One of the other problems with the old machine was I had never gotten it to cleanly boot up into a kernel newer than 2.2.20pre2, which meant ancient firewalling, probably a few vulnerabilities, inability to try some new things that may have been interesting and a few other issues. The machine was also running Woody, so it is nice to have Sarge with a few even newer bits on the new machine.
RIP calyx.svana.org, long live calyx.svana.org (we did not change the name, which was confusing once or twice while moving config over).
[15:46:41] 9 calyx sjh ~> sh -c 'cat /proc/cpuinfo ; free ; df ; uname -a' | egrep 'MHz|Mem|cg0-data|Linux' cpu MHz : 3000.269 cpu MHz : 3000.269 cpu MHz : 3000.269 cpu MHz : 3000.269 Mem: 1036352 1001088 35264 0 68208 713860 /dev/mapper/vg0-data 235694888 8981204 214741076 5% /data Linux calyx 22.214.171.124 #1 SMP Fri Nov 25 23:43:09 EST 2005 i686 GNU/Linux [15:47:27] 10 calyx sjh ~>

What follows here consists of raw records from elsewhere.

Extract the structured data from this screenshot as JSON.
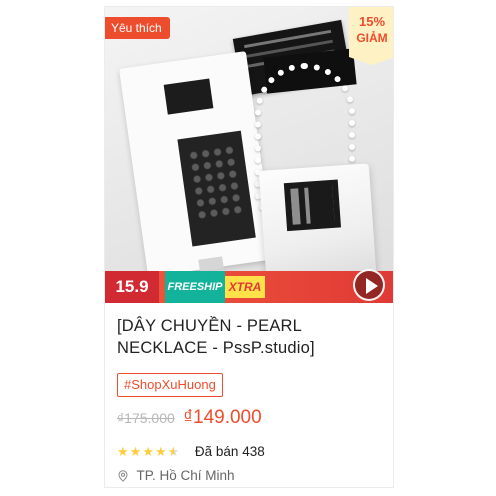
{
  "badges": {
    "favorite": "Yêu thích",
    "discount_percent": "15%",
    "discount_label": "GIẢM"
  },
  "promo": {
    "number": "15.9",
    "freeship": "FREESHIP",
    "xtra": "XTRA"
  },
  "product": {
    "title": "[DÂY CHUYỀN - PEARL NECKLACE - PssP.studio]",
    "hashtag": "#ShopXuHuong",
    "old_price": "₫175.000",
    "new_price": "₫149.000",
    "rating_stars": 4.5,
    "sold": "Đã bán 438",
    "location": "TP. Hồ Chí Minh"
  },
  "icons": {
    "play": "play-icon",
    "location": "map-pin-icon",
    "star": "star-icon"
  },
  "colors": {
    "brand": "#ee4d2d",
    "freeship": "#12b39a",
    "xtra": "#ffe14a",
    "star": "#ffce3d",
    "discount_bg": "#fef1c4"
  }
}
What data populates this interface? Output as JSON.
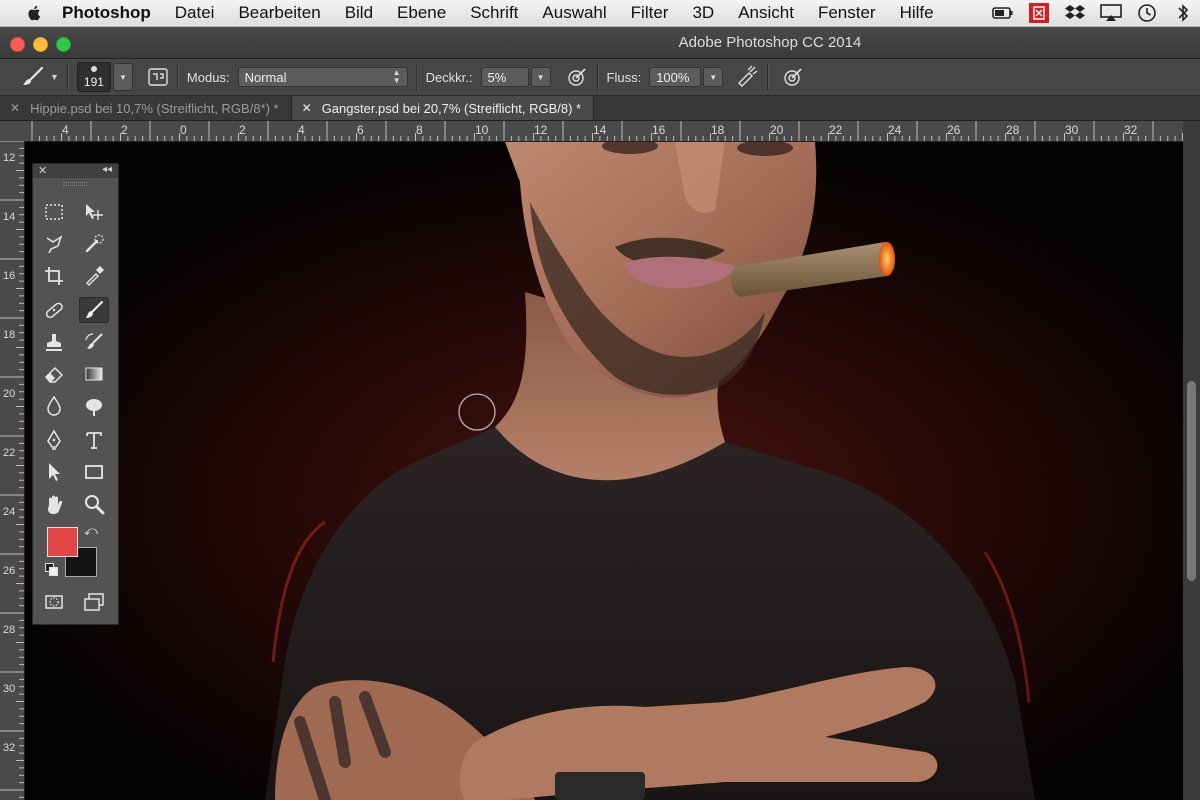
{
  "menubar": {
    "app_name": "Photoshop",
    "items": [
      "Datei",
      "Bearbeiten",
      "Bild",
      "Ebene",
      "Schrift",
      "Auswahl",
      "Filter",
      "3D",
      "Ansicht",
      "Fenster",
      "Hilfe"
    ]
  },
  "window": {
    "title": "Adobe Photoshop CC 2014"
  },
  "options": {
    "brush_size": "191",
    "modus_label": "Modus:",
    "modus_value": "Normal",
    "deckkraft_label": "Deckkr.:",
    "deckkraft_value": "5%",
    "fluss_label": "Fluss:",
    "fluss_value": "100%"
  },
  "tabs": [
    {
      "label": "Hippie.psd bei 10,7% (Streiflicht, RGB/8*) *",
      "active": false
    },
    {
      "label": "Gangster.psd bei 20,7% (Streiflicht, RGB/8) *",
      "active": true
    }
  ],
  "rulers": {
    "top": [
      "4",
      "2",
      "0",
      "2",
      "4",
      "6",
      "8",
      "10",
      "12",
      "14",
      "16",
      "18",
      "20",
      "22",
      "24",
      "26",
      "28",
      "30",
      "32"
    ],
    "left": [
      "12",
      "14",
      "16",
      "18",
      "20",
      "22",
      "24",
      "26",
      "28",
      "30",
      "32"
    ]
  },
  "colors": {
    "foreground": "#e04646",
    "background": "#141414",
    "ui_dark": "#464646",
    "accent_tab": "#4a4a4a"
  },
  "tools": [
    "rect-marquee",
    "move",
    "lasso",
    "quick-select",
    "crop",
    "eyedropper",
    "healing-brush",
    "brush",
    "clone-stamp",
    "history-brush",
    "eraser",
    "gradient",
    "blur",
    "dodge",
    "pen",
    "type",
    "path-select",
    "rectangle-shape",
    "hand",
    "zoom"
  ]
}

I googled the other day and found the Radio National podcast page, they do indeed have a pretty good selection of shows available for download. I rang Crash to ask if he had been doing any of this podcasting radio national thing, he rides to work every day, a rather nice ~ 23 KM commute, listening to an mp3 player or a radio. Crash had indeed been engaging in this podcasting thing, downloading any new casts night at 3am. I asked what application he used to do this, a Gooey application would be kind of silly to use for this so I hoped there was a basic CLI application for the task.
Crash was able to point out this rather cool shell script, Bashpodder, to download all new/updated feeds from a list of feed URL's. Mikal, sfr and Rusty will I am sure be glad to see a very useful application, written in shell still rather than some other language, that it works reliably and the newer release even shrank from 76 lines of shell to 44 lines (now including more comments too).
I added all the RN feeds I wanted into the file one per line, ran the script and a few minutes later I had 800 MB of cool Radio National content in mp3 format ready for listening anywhere and anywhen. Now if only we could convince the government to fund the ABC and Radio National better so they can keep up the fantastic work well on into the future.
I have not researched this to check my memory is correct, however Ben Folds has talked about this in interviews in the past. If my memory of these interviews is correct, the song was to some extent based on a harrowing experience he had when he was around 18-20. He and his partner at the time went through the process of having an abortion and all the emotions and the shit that happened around the event weighed heavily on him, this song is an outcome of the experiences surrounding that event.
However Ben Folds is to a large extent not alone among musical artists saying, on the whole, over analysing lyrics in his work is not what he intends or expects, many artists seem astounded by the amount of analysis that goes into lyrics they write, often according to them written simply for the rhyme, or to work with the song and containing no deeper meaning. The fans doing the analysis may of course argue the subconcious has other ideas, who knows.
We could block ssh entirely to the student networks however that is not a good thing as students should be able to log on and do work from remote locations.
The solution we are looking at is accounting for all student traffic on both incoming and outgoing such that ssh is blocked to all but one machine. Then on this one machine we have the netfilter patch that lets us account for traffic on the INPUT chain on a per user basis. This will mean we can set student quotas for all data, or maybe even simply subtract the ssh incoming traffic from their web quotas also.
I guess students will simply have to get used to using one machine to access the rest of the student systems, should not be hard for them and will stop the people abusing the system.